The amber fossil is about 95 million years old and was found in Ethiopia. It dates to a time of great change and diversification for the first flowering plants, or angiosperms. Remains of early flowering plants and ferns are preserved, as are parasitic fungi that lived on the resin-bearing trees and served as a food source for insects.

Thirteen families of insects have been found in the amber, including hymenopterans, thrips, barklice, zorapterans and remains of moths and beetles. All of them are among the earliest fossil records of these groups from Africa. Particularly intriguing are the oldest African ant and a sheet-web-weaving spider.

Twenty researchers from Germany, France, Austria, Ethiopia, Italy, the United Kingdom and the United States investigated the amber, its contents and the geological setting. Team members from KU were graduate student Erin Saupe, former postdoctoral student Vincent Perrichot and Paul Selden, the Gulf-Hedberg Distinguished Professor of Geology. The research was published in the April 5 edition of the Proceedings of the National Academy of Sciences.

The KU team investigated the ant and spider specimens in the amber. The fossils will be extremely important in understanding the evolutionary history and biological distribution of these lineages. One specimen, a spider, is the second-oldest sheet-web weaving spider (Linyphiidae) discovered to date and only the third fossil spider species to be described from the African continent. Similarly, the ant is one of the oldest representatives of this now diverse and ecologically dominant group and the earliest from Gondwana.

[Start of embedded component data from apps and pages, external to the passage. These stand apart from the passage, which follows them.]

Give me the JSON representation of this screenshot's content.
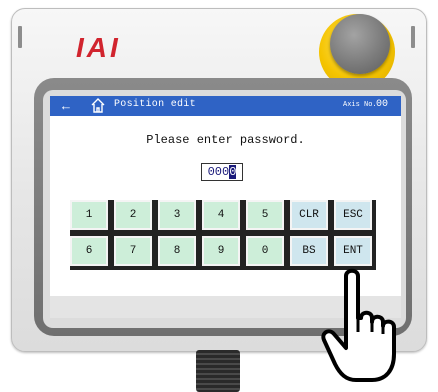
{
  "brand": {
    "logo_text": "IAI",
    "logo_color": "#d1242e"
  },
  "screen": {
    "title": "Position edit",
    "axis_label": "Axis No.",
    "axis_value": "00",
    "titlebar_color": "#2f63c5",
    "icons": {
      "back": "back-arrow-icon",
      "home": "home-icon"
    }
  },
  "prompt": "Please enter password.",
  "password": {
    "value_before_cursor": "000",
    "cursor_char": "0"
  },
  "keypad": {
    "row1": [
      "1",
      "2",
      "3",
      "4",
      "5",
      "CLR",
      "ESC"
    ],
    "row2": [
      "6",
      "7",
      "8",
      "9",
      "0",
      "BS",
      "ENT"
    ],
    "number_key_color": "#cdeed9",
    "function_key_color": "#cfe6ee"
  },
  "pointer": {
    "icon": "pointing-hand-icon",
    "target": "ENT"
  }
}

Ethiopian amber is unusually clear and colorful. The largest pieces reach a size of 25 cm.

Most ambers are found in North America and Eurasia. In contrast, few ambers have been found on the southern continents that formerly formed Gondwana, making the Ethiopian deposit particularly scientifically valuable. Researchers will now study the amber fossils in detail, revealing new insights into the evolution of various groups of organisms.

News Type:
Research News
Friday, February 12, 2010


Fossil spider

Scientists have discovered new, detailed fossil spider specimens that date to the Jurassic period 165 million years ago and reveal a connection to modern spiders.

The remarkably well-preserved specimens are about 120 million years older than known spiders in the same family.

The research findings by Paul Selden, the Gulf-Hedberg Distinguished Professor of Invertebrate Paleontology in the Department of Geology at the University of Kansas, and his colleague Diying Huang at the Nanjing Institute of Geology and Palaeontology were published in the Feb. 6 edition of the journal Naturwissenschaften.

The specimens, which were discovered in Inner Mongolia, China, are exceptionally detailed. The males show all the features of the modern members of the family Plectreuridae.

“What is interesting about their identification in the family Plectreuridae is that the family is known today only from California, Arizona, Mexico and Cuba,” Selden said. “Yet these were on a small continent called the North China Block in the Jurassic.”

That means that much of the family’s distribution has contracted considerably, while the family has changed little over that time.
Selden is director of the Paleontological Institute at the Biodiversity Institut

News Type:
Research News